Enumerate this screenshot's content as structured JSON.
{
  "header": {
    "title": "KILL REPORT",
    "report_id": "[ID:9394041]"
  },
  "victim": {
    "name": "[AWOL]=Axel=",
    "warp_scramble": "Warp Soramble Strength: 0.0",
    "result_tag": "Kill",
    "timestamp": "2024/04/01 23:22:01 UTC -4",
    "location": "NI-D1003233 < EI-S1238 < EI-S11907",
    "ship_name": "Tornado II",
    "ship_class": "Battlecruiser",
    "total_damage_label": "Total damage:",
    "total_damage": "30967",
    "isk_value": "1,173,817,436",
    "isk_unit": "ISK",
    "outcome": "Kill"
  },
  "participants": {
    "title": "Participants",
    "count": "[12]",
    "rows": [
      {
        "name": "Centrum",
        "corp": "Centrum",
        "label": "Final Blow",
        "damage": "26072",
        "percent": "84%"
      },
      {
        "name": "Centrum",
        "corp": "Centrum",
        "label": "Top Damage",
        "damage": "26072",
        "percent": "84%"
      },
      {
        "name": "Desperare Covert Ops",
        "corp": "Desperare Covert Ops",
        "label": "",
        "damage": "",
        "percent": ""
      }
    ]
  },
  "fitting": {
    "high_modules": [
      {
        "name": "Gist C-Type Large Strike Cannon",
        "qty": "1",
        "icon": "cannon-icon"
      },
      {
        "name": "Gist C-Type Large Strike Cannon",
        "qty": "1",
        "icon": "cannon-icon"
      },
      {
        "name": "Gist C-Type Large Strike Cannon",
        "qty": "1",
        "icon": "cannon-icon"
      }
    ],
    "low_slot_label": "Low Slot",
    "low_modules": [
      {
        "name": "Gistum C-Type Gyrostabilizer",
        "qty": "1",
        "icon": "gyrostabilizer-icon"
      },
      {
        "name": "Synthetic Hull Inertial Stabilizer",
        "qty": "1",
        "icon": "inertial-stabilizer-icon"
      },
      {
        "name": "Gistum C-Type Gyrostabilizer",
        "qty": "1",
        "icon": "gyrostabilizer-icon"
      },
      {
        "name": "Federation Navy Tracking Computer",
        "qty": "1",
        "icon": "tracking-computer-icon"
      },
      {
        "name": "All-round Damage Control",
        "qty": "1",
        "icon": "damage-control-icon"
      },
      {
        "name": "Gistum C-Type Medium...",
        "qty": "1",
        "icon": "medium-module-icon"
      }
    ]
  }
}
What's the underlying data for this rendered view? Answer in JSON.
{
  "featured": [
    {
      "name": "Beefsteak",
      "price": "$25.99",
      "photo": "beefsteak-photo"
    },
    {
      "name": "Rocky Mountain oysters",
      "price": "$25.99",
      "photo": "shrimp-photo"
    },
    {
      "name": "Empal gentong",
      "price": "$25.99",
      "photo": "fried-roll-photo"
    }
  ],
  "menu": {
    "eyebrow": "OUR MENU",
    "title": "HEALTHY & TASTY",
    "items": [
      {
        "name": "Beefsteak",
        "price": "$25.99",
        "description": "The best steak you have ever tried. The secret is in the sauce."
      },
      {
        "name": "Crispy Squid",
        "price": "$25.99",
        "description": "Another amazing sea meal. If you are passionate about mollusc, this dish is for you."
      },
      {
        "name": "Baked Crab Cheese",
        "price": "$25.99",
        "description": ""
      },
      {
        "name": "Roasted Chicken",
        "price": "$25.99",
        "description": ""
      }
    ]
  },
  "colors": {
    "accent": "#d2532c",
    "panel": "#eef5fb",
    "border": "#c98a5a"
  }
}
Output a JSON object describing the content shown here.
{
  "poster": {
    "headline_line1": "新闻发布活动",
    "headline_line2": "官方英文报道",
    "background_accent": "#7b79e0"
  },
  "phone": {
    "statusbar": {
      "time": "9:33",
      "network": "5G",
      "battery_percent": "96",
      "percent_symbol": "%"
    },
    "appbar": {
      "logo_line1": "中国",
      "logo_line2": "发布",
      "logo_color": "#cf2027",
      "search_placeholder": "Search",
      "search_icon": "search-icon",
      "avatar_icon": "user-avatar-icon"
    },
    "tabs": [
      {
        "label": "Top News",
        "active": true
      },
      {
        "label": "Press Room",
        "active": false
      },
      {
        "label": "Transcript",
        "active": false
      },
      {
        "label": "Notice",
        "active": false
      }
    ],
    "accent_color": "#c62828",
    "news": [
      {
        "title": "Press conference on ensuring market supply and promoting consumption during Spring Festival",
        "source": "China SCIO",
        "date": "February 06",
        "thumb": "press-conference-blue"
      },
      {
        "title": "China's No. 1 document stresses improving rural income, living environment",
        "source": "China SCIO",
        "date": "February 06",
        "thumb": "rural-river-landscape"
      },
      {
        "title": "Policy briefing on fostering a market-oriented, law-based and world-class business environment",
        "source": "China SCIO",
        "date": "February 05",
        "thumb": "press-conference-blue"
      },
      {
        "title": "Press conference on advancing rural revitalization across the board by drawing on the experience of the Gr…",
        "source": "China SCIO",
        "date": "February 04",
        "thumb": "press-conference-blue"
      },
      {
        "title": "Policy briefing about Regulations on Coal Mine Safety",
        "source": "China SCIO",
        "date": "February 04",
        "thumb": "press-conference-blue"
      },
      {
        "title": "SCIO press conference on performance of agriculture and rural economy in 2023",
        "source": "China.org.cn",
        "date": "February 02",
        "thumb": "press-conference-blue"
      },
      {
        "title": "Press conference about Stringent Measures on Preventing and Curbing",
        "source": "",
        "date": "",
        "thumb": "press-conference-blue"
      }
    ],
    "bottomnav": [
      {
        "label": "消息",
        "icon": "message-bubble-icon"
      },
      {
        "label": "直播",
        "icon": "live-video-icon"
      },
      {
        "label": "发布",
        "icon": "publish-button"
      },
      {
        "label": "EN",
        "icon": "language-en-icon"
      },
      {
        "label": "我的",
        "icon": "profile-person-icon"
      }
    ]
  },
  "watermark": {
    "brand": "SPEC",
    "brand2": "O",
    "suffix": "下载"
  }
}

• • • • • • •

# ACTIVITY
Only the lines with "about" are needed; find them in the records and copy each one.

# ANSWER FOR THE TASK
        "description": "Another amazing sea meal. If you are passionate about mollusc, this dish is for you."
        "title": "Policy briefing about Regulations on Coal Mine Safety",
        "title": "Press conference about Stringent Measures on Preventing and Curbing",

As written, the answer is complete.